Valmont and Lambert - both men who played integral roles in Eva's life.  They were both flawed, of course, and while certainly not perfect characters, I do think neither of them had any intention of hurting her.  They were more her equals and saw in her a young woman with intellectual gifts that needed to be refined...of course, not always for good...but they were surviving.

I'm a fan of the past/present narrative...but I've seen it done well and not so well.  I usually am drawn more to one than the other, but Tessaro made me want to know both stories equally, and I think it's because the threads that hold the stories together are so intricately sewn.  I never felt like I was switching perspectives...The Perfume Collector just reads like one story...not two that eventually come together in the end.

What I Didn't Like

Roger - even before Tessaro gave me a really good reason to dislike him, I disliked him.  What an ass.

Miss Waverley - I have no nice words at all for this woman...I guess someone could say Miss Waverley taught Eva survival tactics and gave her a great gift in the process, but she also lied, manipulated, offered Eva up as a sacrifice, and then left her for dead. That's evil in my book...Eva was just a kid.  I dislike her more than Roger.

Overall Recommendation
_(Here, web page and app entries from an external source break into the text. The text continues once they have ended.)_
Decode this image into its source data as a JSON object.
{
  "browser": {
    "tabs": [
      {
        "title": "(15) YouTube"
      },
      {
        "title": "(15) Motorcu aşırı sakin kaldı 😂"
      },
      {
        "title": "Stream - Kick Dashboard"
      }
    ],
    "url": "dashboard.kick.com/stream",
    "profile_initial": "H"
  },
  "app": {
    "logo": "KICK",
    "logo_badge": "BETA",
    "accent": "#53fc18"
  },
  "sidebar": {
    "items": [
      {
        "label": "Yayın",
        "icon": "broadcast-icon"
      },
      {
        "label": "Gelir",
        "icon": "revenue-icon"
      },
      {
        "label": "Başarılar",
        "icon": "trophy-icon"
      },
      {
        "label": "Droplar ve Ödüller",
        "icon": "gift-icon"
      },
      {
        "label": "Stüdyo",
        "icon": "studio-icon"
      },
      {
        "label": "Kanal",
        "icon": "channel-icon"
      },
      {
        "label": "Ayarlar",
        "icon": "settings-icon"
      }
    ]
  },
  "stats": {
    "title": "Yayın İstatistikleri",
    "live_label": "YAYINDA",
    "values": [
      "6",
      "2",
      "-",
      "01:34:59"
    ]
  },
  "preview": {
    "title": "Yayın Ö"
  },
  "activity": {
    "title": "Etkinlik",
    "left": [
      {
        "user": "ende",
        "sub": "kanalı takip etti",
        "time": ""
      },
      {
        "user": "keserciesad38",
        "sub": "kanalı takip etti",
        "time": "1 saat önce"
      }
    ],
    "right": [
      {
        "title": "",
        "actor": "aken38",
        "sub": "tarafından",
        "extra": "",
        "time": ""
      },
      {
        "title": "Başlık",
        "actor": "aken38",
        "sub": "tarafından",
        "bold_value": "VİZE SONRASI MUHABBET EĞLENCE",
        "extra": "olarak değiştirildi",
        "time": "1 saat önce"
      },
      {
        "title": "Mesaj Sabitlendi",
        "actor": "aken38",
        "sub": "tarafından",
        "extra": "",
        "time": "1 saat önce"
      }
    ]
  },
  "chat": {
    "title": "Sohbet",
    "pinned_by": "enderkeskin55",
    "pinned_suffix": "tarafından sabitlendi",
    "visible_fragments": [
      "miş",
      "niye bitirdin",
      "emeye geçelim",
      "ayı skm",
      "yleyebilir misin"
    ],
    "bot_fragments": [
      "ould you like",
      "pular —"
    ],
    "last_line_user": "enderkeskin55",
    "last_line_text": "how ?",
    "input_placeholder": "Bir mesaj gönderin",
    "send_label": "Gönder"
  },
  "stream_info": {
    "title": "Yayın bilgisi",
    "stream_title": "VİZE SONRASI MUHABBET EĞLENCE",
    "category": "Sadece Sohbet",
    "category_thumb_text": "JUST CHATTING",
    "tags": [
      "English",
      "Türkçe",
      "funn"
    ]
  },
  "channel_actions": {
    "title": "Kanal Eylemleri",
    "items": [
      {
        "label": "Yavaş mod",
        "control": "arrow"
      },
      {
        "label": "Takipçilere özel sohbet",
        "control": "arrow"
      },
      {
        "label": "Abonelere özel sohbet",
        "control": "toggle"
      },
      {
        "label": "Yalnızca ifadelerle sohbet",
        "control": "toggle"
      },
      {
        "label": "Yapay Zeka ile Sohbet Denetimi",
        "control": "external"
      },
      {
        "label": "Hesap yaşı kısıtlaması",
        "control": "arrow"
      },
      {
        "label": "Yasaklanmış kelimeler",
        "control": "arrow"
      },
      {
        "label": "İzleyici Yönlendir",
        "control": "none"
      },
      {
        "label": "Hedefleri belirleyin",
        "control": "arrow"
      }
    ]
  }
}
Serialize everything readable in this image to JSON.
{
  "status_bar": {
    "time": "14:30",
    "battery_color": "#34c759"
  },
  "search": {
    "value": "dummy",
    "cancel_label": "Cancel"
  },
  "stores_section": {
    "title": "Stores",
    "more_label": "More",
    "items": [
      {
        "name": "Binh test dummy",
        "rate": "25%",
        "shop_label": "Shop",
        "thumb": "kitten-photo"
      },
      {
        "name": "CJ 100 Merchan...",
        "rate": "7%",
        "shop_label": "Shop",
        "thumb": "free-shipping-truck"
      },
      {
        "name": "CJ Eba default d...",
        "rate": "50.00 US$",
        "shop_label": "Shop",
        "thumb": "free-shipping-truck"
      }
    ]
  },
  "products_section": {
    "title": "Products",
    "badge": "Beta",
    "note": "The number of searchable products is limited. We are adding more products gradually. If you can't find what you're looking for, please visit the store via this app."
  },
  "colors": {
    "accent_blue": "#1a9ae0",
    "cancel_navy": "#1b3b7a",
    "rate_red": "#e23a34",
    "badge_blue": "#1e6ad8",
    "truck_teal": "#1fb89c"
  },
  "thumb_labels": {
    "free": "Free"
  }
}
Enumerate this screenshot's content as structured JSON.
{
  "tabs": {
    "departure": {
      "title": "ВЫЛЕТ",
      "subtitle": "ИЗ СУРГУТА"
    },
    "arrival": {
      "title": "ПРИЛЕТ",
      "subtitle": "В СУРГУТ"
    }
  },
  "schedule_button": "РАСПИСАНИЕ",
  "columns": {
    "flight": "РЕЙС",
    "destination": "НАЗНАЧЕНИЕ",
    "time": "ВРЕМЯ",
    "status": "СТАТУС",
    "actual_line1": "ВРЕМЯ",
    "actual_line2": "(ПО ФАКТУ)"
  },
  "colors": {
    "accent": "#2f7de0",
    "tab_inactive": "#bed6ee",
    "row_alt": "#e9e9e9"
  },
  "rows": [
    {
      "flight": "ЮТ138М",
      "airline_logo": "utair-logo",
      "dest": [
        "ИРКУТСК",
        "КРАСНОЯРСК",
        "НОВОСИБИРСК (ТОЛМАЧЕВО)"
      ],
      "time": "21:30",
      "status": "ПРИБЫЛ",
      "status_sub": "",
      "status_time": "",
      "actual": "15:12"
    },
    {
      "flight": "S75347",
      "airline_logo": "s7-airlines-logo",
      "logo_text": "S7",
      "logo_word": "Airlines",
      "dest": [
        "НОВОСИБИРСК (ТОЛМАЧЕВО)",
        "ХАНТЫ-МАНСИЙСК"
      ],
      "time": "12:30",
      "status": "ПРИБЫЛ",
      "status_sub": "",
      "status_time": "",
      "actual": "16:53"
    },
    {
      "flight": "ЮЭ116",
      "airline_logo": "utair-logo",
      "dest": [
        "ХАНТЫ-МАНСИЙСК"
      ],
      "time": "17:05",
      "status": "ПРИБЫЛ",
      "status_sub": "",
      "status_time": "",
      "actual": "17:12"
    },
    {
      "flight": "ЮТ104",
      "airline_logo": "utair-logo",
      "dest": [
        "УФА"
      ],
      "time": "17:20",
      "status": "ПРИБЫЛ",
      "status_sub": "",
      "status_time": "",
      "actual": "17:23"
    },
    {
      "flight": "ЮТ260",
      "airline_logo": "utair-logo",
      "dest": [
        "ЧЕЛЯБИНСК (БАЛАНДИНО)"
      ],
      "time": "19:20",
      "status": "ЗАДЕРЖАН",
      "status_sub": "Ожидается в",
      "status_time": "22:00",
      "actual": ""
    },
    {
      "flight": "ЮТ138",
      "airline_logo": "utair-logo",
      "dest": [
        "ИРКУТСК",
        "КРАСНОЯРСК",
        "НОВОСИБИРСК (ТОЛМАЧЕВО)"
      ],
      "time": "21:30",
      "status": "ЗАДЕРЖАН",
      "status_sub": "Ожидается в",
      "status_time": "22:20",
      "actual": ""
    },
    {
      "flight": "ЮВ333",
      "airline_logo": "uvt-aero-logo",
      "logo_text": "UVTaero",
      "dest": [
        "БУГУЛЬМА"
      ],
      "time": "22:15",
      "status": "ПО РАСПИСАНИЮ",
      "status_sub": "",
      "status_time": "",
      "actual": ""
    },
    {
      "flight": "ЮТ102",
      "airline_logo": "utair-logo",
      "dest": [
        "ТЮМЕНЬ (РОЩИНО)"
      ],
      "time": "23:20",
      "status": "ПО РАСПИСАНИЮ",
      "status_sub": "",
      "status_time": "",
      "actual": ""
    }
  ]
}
I'm in a little bit of a reading slump right now...I can't seem to find books that hold my attention very well, so I'm having to be very selective with what I pick up.  By the time I arrived at pg. 80 of The Perfume Collector when Grace told Monsieur Tissot that she wanted to live in peace with no one telling her what to do (see Golden Line #1 above), I was hooked and didn't put the book down until I was finished.
Best of all, I'm re-energized to read the next book on my list!!!
Gotta love an author who can pull you out of a slump!

The Author

Other Stops on the Tour

Tuesday, February 11th: Svetlana’s Reads and Views
Wednesday, February 12th: The Blog of Lit Wits
Thursday, February 13th: Read. Write. Repeat
Tuesday, February 18th: A Bookish Affair
Thursday, February 20th: Sidewalk Shoes
Monday, February 24th: Ageless Pages Reviews
Tuesday, February 25th: Bibliotica
Wednesday, February 26th: Walking With Nora
Thursday, February 27th: Kritters Ramblings


  1. Patti, I'm glad you enjoyed this, and that your reading mojo is back. Terrific review!

  2. I can see why you put that "live in peace" line as one of your Golden Lines. I love it!

    Thanks for being on the tour!